Records excerpted from a collection:
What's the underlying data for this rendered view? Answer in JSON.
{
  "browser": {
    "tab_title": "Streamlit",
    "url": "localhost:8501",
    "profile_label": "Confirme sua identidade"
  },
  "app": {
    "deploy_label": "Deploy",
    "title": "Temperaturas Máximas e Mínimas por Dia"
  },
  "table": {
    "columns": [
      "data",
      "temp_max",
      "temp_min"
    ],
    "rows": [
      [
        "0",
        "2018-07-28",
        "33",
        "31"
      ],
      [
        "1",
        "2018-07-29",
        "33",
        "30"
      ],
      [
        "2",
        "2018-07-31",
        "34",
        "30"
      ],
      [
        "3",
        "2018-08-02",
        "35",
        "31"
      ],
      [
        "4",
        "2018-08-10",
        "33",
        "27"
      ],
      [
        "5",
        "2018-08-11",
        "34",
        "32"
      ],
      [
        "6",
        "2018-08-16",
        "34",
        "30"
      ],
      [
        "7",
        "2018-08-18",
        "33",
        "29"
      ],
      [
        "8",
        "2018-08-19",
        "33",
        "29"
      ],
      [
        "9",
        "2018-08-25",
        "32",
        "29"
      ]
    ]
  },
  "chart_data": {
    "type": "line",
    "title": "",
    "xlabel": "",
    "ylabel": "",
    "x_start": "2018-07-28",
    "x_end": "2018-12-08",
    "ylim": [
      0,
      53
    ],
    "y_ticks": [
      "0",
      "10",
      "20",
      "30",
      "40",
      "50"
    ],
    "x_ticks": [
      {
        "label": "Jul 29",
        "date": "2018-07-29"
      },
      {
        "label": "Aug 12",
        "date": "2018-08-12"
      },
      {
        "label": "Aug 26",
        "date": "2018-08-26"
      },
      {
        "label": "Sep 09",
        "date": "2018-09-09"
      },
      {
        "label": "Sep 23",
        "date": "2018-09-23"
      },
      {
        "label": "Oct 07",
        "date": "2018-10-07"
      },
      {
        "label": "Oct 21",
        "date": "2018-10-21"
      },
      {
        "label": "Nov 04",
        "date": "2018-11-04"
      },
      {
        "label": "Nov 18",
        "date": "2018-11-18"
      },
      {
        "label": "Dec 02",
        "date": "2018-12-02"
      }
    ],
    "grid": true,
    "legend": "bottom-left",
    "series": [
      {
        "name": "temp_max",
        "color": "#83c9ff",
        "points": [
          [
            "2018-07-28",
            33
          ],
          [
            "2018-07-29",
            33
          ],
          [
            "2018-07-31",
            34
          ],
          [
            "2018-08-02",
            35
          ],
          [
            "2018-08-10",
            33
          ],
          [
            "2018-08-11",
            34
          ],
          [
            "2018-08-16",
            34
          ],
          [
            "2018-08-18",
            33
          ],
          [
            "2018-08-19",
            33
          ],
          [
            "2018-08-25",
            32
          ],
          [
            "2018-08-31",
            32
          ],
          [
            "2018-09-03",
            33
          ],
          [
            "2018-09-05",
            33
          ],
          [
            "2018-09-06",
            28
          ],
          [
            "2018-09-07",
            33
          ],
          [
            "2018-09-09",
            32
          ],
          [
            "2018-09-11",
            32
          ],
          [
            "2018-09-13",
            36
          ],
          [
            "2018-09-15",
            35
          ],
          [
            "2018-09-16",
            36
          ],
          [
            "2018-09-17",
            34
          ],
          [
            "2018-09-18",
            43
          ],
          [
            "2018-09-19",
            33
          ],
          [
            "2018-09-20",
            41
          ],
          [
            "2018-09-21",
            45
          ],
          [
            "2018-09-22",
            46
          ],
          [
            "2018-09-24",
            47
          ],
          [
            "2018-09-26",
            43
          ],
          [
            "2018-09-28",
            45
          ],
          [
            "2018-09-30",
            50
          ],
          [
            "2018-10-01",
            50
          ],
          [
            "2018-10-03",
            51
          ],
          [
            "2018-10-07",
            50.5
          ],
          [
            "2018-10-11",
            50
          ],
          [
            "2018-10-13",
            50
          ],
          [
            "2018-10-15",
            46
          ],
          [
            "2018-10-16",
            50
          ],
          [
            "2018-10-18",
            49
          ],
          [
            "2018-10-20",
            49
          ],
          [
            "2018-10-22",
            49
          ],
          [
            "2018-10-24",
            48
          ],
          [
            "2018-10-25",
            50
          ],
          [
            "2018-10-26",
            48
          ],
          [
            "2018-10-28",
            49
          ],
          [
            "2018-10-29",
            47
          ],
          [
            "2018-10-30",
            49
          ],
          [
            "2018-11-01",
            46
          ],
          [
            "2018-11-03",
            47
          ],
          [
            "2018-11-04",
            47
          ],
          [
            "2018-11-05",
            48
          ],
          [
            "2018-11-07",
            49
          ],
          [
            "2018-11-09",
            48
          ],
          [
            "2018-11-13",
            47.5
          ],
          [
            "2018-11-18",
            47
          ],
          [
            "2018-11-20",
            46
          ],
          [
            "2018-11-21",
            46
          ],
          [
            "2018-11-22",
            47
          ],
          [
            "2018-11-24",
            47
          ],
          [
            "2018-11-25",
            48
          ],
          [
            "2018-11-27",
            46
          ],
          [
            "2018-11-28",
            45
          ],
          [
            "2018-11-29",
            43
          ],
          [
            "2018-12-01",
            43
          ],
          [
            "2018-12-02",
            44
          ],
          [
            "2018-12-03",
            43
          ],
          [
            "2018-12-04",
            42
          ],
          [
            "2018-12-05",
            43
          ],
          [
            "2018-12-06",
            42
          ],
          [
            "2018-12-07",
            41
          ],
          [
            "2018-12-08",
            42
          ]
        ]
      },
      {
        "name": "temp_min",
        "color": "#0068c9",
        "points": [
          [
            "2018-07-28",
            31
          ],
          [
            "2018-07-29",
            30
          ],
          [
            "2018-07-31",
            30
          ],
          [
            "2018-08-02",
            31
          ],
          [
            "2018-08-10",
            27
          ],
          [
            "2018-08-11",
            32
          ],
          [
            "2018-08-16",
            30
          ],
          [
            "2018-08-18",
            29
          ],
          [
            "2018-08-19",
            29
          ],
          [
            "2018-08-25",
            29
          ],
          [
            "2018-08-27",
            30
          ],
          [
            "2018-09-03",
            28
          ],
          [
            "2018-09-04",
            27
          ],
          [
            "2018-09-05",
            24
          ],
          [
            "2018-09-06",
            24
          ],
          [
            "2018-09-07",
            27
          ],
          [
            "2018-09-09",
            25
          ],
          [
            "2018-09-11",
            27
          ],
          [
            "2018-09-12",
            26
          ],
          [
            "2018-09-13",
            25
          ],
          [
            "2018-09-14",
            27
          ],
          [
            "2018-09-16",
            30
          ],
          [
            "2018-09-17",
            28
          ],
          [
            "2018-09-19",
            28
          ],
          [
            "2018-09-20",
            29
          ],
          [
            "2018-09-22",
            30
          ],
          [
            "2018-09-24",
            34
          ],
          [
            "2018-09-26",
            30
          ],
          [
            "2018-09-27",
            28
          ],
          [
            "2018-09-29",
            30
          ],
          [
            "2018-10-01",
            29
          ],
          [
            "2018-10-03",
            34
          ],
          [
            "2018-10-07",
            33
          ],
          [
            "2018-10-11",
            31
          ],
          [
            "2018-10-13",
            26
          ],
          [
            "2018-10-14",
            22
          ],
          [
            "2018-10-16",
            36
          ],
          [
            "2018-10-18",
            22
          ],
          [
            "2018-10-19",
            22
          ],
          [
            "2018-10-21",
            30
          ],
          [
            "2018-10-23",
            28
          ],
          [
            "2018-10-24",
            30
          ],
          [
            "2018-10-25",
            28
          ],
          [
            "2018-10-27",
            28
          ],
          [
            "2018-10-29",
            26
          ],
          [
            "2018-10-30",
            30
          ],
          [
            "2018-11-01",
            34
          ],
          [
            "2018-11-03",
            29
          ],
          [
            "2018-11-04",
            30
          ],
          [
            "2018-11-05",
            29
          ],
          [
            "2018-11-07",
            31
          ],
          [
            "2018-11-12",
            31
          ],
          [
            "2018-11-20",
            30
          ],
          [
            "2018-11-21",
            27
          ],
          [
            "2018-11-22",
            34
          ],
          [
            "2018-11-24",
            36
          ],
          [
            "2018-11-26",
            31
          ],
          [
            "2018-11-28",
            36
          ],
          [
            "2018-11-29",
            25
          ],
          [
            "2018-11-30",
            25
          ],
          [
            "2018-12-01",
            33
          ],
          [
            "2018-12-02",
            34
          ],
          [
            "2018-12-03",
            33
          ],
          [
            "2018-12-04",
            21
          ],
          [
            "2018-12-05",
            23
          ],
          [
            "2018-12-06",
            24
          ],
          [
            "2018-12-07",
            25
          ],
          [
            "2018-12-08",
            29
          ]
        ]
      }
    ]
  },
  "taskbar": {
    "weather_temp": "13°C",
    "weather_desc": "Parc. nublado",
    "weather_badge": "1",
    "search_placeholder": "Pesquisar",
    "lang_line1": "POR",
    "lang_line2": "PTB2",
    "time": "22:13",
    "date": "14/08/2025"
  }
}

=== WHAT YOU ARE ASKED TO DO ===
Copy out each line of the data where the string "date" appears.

=== REPLY ===
        "date": "2018-07-29"
        "date": "2018-08-12"
        "date": "2018-08-26"
        "date": "2018-09-09"
        "date": "2018-09-23"
        "date": "2018-10-07"
        "date": "2018-10-21"
        "date": "2018-11-04"
        "date": "2018-11-18"
        "date": "2018-12-02"
    "date": "14/08/2025"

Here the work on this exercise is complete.